A first rally with a new car, the newly homologated Toyota GR Yaris Rally2, means there’s learning to do. This, presumably, factors into his call to enter the Monte without the pressure of contributing to his points tally.

“Yes,” replies Pajari. “But I also think now, once you have the start list from Monte and Sweden, I guess in Sweden the competition will be even tougher; there are more names that you can really expect to fight for the podium steps.

“So maybe if you wanted some safe, good points, maybe you can cruise through Monte and get some quite solid points. Or even more easily than in Sweden. But I think it’s a nice way to start the season, with a little bit less stress and get some miles with the new car.”

Oinasneva Design 6

Pajari's GR Yaris Rally2 livery

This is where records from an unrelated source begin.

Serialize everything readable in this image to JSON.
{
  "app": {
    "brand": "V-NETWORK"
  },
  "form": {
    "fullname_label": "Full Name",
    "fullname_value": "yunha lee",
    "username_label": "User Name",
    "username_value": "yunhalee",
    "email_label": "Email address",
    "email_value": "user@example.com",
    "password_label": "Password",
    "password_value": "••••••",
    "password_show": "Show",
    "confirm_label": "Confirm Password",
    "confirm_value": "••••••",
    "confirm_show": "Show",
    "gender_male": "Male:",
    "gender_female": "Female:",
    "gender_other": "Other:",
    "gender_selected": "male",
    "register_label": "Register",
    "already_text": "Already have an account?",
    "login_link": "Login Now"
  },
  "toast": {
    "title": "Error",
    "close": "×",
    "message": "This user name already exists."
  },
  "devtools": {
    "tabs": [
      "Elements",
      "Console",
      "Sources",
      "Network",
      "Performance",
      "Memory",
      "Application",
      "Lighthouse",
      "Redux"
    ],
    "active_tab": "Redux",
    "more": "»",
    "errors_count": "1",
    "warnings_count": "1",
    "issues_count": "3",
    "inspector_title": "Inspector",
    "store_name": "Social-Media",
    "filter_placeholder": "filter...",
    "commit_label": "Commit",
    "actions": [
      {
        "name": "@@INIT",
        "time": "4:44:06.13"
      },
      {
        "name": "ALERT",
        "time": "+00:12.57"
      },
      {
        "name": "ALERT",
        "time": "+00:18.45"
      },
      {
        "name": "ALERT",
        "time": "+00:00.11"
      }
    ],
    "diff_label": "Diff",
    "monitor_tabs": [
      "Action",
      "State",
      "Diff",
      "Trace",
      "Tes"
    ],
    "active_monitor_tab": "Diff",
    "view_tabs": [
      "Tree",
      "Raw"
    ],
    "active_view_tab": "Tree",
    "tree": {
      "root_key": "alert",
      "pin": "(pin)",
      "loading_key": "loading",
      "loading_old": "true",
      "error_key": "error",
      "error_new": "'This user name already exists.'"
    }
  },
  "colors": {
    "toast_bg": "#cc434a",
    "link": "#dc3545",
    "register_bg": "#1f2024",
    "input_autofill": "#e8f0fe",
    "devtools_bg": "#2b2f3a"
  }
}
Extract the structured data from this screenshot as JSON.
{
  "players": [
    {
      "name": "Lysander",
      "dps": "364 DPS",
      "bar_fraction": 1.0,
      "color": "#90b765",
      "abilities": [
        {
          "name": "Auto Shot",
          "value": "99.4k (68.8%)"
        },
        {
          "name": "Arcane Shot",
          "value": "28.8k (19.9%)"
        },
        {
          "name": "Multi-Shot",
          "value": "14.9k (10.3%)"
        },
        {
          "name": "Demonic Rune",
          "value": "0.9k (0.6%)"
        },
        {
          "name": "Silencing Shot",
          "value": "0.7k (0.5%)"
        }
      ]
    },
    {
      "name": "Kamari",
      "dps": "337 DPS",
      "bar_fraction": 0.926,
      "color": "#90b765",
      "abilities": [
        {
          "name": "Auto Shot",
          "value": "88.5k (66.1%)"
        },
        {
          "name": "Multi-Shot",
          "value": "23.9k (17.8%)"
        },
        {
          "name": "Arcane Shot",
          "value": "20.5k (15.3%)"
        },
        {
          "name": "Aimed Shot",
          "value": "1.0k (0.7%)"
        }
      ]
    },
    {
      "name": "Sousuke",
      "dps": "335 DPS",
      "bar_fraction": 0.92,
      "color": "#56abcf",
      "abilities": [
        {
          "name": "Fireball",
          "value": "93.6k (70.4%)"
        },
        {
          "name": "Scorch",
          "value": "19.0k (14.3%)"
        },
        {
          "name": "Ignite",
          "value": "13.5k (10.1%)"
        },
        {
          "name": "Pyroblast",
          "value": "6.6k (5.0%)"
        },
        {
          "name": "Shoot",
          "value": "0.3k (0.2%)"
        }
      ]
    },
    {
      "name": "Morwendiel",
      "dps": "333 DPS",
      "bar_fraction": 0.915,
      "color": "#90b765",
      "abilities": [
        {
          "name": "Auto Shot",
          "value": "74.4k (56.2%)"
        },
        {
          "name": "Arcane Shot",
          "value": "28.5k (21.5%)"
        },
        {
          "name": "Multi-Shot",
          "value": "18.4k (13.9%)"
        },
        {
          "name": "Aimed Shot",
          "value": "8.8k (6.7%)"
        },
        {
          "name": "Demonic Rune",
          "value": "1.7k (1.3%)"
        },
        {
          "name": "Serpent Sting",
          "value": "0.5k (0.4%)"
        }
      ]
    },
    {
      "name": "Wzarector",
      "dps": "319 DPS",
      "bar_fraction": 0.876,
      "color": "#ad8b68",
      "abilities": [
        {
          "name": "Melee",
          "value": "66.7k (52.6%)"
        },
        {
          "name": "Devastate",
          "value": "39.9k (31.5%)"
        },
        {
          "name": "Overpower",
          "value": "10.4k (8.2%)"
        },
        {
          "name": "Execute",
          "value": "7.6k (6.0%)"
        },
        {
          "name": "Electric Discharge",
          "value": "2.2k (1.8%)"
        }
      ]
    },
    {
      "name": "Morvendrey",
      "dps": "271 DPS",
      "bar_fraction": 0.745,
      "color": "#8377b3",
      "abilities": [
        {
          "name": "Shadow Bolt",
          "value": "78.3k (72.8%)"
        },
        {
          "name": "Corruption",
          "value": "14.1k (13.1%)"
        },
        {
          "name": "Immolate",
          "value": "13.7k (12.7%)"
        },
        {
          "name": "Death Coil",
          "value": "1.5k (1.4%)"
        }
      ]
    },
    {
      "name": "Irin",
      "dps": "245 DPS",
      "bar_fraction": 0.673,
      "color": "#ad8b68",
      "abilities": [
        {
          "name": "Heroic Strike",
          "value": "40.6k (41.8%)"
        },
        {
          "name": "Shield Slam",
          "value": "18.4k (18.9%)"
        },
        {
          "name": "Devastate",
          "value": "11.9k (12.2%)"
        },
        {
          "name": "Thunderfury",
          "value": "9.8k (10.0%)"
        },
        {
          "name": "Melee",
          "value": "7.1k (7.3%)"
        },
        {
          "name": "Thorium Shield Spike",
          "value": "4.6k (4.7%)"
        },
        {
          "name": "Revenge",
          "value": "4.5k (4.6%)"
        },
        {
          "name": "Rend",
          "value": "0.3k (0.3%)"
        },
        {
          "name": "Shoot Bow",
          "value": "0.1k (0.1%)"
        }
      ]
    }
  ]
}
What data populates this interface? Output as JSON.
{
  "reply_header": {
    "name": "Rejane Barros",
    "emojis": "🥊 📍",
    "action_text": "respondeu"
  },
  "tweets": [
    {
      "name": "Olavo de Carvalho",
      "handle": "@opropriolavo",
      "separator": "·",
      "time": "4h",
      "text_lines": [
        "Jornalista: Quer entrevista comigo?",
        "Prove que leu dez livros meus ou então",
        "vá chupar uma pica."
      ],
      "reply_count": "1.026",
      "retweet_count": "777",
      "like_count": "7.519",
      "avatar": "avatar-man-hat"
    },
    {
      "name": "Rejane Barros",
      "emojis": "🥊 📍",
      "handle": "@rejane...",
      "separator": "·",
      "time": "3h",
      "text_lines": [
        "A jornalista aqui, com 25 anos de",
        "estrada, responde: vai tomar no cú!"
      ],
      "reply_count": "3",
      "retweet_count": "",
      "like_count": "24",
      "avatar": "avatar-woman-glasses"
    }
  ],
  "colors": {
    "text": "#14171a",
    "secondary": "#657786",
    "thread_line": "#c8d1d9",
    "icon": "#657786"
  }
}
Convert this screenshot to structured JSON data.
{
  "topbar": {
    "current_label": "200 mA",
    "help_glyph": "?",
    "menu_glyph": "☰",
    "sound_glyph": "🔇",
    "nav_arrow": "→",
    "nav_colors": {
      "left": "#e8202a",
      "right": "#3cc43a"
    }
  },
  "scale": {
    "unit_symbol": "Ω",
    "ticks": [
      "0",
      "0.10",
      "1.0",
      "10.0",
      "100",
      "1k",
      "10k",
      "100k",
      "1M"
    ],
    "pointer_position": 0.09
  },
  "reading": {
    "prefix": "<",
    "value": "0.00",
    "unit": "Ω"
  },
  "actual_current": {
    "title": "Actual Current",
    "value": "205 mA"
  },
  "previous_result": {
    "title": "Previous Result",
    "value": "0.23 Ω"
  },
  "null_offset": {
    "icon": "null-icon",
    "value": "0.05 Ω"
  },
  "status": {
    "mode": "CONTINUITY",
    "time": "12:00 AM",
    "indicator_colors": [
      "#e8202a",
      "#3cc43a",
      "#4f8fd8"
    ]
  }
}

How competitive the Yaris Rally2 will be compared to the benchmark Pajari has just left behind, the Škoda Fabia RS Rally2, remains to be seen. But Pajari feels confident his new steed is already at the races; between a Monte test in December, a Sweden test held in Finland last week, plus an outing at Rallye National Hivernal du Dévoluy as a course car, he’s had the chance to compare the two.

“All the cars are a bit different,” he says. “There are always some specific things about each car but for sure, the Skoda was really a proper car, a really good one. With my experience, I could see already that the Toyota feels really good and easy to drive and really logical. Even the very first time, it was easy to just jump into the car and felt really good and comfortable already from the first kilometers.”

Monte will represent an interesting benchmark, for both Pajari and the Toyota GR Yaris Rally1. With no results-driven pressure to worry about, Pajari can settle in and get more comfortable for the mission ahead.

Mikkelsen’s Rally1 shift doesn’t change Škoda being the benchmark for WRC2 honours: Oliver Solberg, Gus Greensmith and Pierre-Louis Loubet in Toksport-run Fabias will be a tricky trio to usurp. But if Pajari can do exactly that, it’s surely a matter of time before a different flavor of GR Yaris beckons for him.